What's Your Pocket Knife Language?


Pocket Knife LanguageAs a professional programmer, the languages I code in during the day are very much dependant on the particular project I am working on.  Also as a programmer I have a very low threshold for repetitive or complex tasks - basically if I have to do something more than twice then I'll probably write a quick program to do it for me (sometimes taking longer than the repetitive task would have done, but I have a lot more fun along the way :-) ).  These little programs are throwaway pieces of code.  I'll probably never run them more than once - I'll almost certainly never come back to them and I'm certain that no-one else will see them.

I find it interesting what language people choose to write these little disposal programs with - I call it your "Pocket Knife Language".  Currently I would usually use C#, despite that fact that I code all day in Java.  I would normally use C# just because it is that much easier to access the bits of the operating system I normally run on (Windows) - but there are a huge number of libraries and methods in the .NET framework to do the heavy lifting for me.  Jumping between C# and Java is pretty easy for my brain to cope with.

But It's not always been like this for me.  I guess my first pocket knife language was probably Excel and then I quickly moved on to Visual Basic.  I stayed with VB for a while.

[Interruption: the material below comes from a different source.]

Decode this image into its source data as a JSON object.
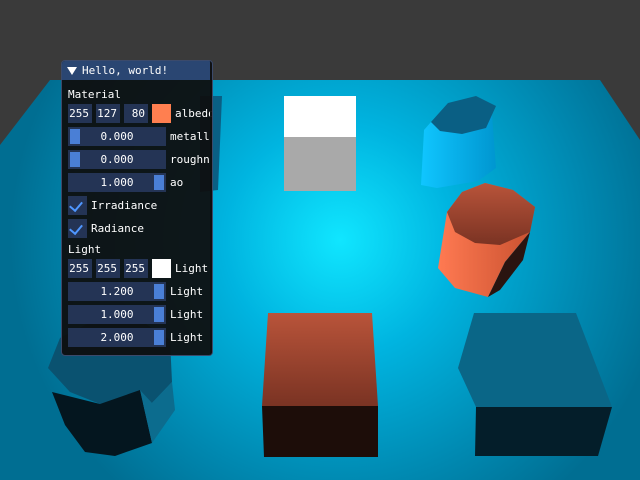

At the time I was earning a living writing mainframe code - anything that requires you to write a 30 line program (in JCL) to just compile and run your code is not suitable for inclusion in anyone's coding pocket knife :-)  In my professional career I then moved into web development, it was around this time that Java started to appear on the scene and I moved into J2EE work and at some point, I'm not quite sure when, I started using Java as my pocket knife language.  I went through a brief spell when I was doing a lot of front end web development that I dispensed with IDE's and compilers completely and JavaScript and the DOM actually became my pocket knife of first choice.  However I quickly saw the light.  Once I started working on .NET projects professionally it didn't take me long to move to C# as my pocket knife language and it has stuck there for a few years now despite moving back to Java on the professional front.

I was having a chat at the weekend with a friend of mine who is currently doing some very clever and complex work down at a pretty low level which requires him to be coding in C++ all day long - however I found it interesting that he was using Java as his pocket knife language.  Other people I work with would use Perl or Python as theirs.

So, dear reader, what is your pocket knife language and why?


C# too - but then again I've always been a microsoftie.

I keep wishing I had to time to learn something like IronPython as I'm sure it would make a great pocket knife language.

I code in C++ day and night but when I need to prototype something quickly I also use C#.

Lately I more and more use Windows Powershell scripts.

C# too hehe, but I have been always working in Microsoft environments so ...

I still use Visual FoxPro as my pocket knife. I haven't found a more productive environment for "run once" development.


I use PowerShell. All the power of the .NET framework plus easy handling of command-line arguments, file system, and XML, which is usually what my custom tools are written for.

I've started using PowerShell for this kind of thing - and with TFS inside PowerGui [http://coolthingoftheday.blogspot.com/2008/05/want-to-access-tfs-work-items-via.html] you have one less excuse for not checking it out!

Hi Geoff,

I keep trying to force myself to use PowerShell (even getting rid of my default cmd shortcut for a while) and I've always failed to get past that initial hump. I think I just need to bite the bullet and spend a day getting up to speed. Everyone who gets over that initial hurdle seems to love it.

Thanks for the link - I guess I have to check it out now :-)

For me, it's IronPython (in preference to PowerShell, as a scripting tool for working against .Net APIs), against a default day-job language of C#. It used to be Java, when the day-job language was C++.

Unix Tools - ksh, sed, awk et al for low level stuff, even ms-dos scripting if I fancy a challenge. Don't dive into compiled stuff unless I think I am going to reuse it or need to do work at higher level .. and then it's Java which also pays the rent. Doing pocket knife stuff with it keeps me up to speed with more esoteric stuff which I don't use day-to-day.

I think the comments reflect your current readerships interests :)

Portable Python of course


Creative Commons License
This blog is licensed under a Creative Commons License.